Repeat the listing in full. Nothing may be added or left out.

-- INPUT MATERIAL follows --

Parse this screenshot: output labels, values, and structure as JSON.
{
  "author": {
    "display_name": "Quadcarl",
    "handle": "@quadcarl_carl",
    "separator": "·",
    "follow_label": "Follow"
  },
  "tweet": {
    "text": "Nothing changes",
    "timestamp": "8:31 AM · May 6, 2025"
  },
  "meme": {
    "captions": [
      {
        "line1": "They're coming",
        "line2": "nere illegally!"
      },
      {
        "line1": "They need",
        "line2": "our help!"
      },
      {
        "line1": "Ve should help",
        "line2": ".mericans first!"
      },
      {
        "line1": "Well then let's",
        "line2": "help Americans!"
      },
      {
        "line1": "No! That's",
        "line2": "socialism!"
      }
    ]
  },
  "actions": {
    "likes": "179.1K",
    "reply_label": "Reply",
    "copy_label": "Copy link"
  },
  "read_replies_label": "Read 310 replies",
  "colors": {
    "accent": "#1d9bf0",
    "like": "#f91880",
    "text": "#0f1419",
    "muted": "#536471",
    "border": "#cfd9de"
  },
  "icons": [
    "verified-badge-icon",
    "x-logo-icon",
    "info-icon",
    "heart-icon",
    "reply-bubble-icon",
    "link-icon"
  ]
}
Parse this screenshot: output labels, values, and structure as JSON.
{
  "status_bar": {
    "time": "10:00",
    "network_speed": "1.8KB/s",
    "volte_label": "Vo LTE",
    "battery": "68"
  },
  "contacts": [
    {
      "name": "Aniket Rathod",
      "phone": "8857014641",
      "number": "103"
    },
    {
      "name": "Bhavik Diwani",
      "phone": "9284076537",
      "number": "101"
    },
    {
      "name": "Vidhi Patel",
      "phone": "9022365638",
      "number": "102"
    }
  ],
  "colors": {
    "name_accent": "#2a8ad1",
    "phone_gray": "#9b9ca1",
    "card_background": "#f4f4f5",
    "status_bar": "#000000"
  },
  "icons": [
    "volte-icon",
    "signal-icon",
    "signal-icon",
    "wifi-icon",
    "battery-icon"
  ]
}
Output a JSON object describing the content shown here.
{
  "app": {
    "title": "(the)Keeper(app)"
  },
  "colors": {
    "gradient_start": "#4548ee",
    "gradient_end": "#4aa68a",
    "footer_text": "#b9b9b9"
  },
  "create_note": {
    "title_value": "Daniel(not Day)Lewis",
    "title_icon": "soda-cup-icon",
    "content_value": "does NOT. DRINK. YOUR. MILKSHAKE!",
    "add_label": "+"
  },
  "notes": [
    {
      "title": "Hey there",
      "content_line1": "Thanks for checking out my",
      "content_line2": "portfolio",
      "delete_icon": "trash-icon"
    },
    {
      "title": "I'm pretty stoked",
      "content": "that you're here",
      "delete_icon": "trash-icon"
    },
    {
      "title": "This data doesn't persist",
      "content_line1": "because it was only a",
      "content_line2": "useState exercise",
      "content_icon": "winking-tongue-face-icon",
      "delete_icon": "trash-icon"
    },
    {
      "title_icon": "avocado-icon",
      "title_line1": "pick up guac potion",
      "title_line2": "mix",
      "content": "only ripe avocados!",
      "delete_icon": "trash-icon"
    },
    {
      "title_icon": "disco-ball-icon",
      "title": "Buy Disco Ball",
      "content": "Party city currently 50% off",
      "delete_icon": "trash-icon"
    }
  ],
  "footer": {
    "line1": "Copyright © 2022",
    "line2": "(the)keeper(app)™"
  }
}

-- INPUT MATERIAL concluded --

> FINAL ANSWER
Parse this screenshot: output labels, values, and structure as JSON.
{
  "author": {
    "display_name": "Quadcarl",
    "handle": "@quadcarl_carl",
    "separator": "·",
    "follow_label": "Follow"
  },
  "tweet": {
    "text": "Nothing changes",
    "timestamp": "8:31 AM · May 6, 2025"
  },
  "meme": {
    "captions": [
      {
        "line1": "They're coming",
        "line2": "nere illegally!"
      },
      {
        "line1": "They need",
        "line2": "our help!"
      },
      {
        "line1": "Ve should help",
        "line2": ".mericans first!"
      },
      {
        "line1": "Well then let's",
        "line2": "help Americans!"
      },
      {
        "line1": "No! That's",
        "line2": "socialism!"
      }
    ]
  },
  "actions": {
    "likes": "179.1K",
    "reply_label": "Reply",
    "copy_label": "Copy link"
  },
  "read_replies_label": "Read 310 replies",
  "colors": {
    "accent": "#1d9bf0",
    "like": "#f91880",
    "text": "#0f1419",
    "muted": "#536471",
    "border": "#cfd9de"
  },
  "icons": [
    "verified-badge-icon",
    "x-logo-icon",
    "info-icon",
    "heart-icon",
    "reply-bubble-icon",
    "link-icon"
  ]
}
Parse this screenshot: output labels, values, and structure as JSON.
{
  "status_bar": {
    "time": "10:00",
    "network_speed": "1.8KB/s",
    "volte_label": "Vo LTE",
    "battery": "68"
  },
  "contacts": [
    {
      "name": "Aniket Rathod",
      "phone": "8857014641",
      "number": "103"
    },
    {
      "name": "Bhavik Diwani",
      "phone": "9284076537",
      "number": "101"
    },
    {
      "name": "Vidhi Patel",
      "phone": "9022365638",
      "number": "102"
    }
  ],
  "colors": {
    "name_accent": "#2a8ad1",
    "phone_gray": "#9b9ca1",
    "card_background": "#f4f4f5",
    "status_bar": "#000000"
  },
  "icons": [
    "volte-icon",
    "signal-icon",
    "signal-icon",
    "wifi-icon",
    "battery-icon"
  ]
}
Output a JSON object describing the content shown here.
{
  "app": {
    "title": "(the)Keeper(app)"
  },
  "colors": {
    "gradient_start": "#4548ee",
    "gradient_end": "#4aa68a",
    "footer_text": "#b9b9b9"
  },
  "create_note": {
    "title_value": "Daniel(not Day)Lewis",
    "title_icon": "soda-cup-icon",
    "content_value": "does NOT. DRINK. YOUR. MILKSHAKE!",
    "add_label": "+"
  },
  "notes": [
    {
      "title": "Hey there",
      "content_line1": "Thanks for checking out my",
      "content_line2": "portfolio",
      "delete_icon": "trash-icon"
    },
    {
      "title": "I'm pretty stoked",
      "content": "that you're here",
      "delete_icon": "trash-icon"
    },
    {
      "title": "This data doesn't persist",
      "content_line1": "because it was only a",
      "content_line2": "useState exercise",
      "content_icon": "winking-tongue-face-icon",
      "delete_icon": "trash-icon"
    },
    {
      "title_icon": "avocado-icon",
      "title_line1": "pick up guac potion",
      "title_line2": "mix",
      "content": "only ripe avocados!",
      "delete_icon": "trash-icon"
    },
    {
      "title_icon": "disco-ball-icon",
      "title": "Buy Disco Ball",
      "content": "Party city currently 50% off",
      "delete_icon": "trash-icon"
    }
  ],
  "footer": {
    "line1": "Copyright © 2022",
    "line2": "(the)keeper(app)™"
  }
}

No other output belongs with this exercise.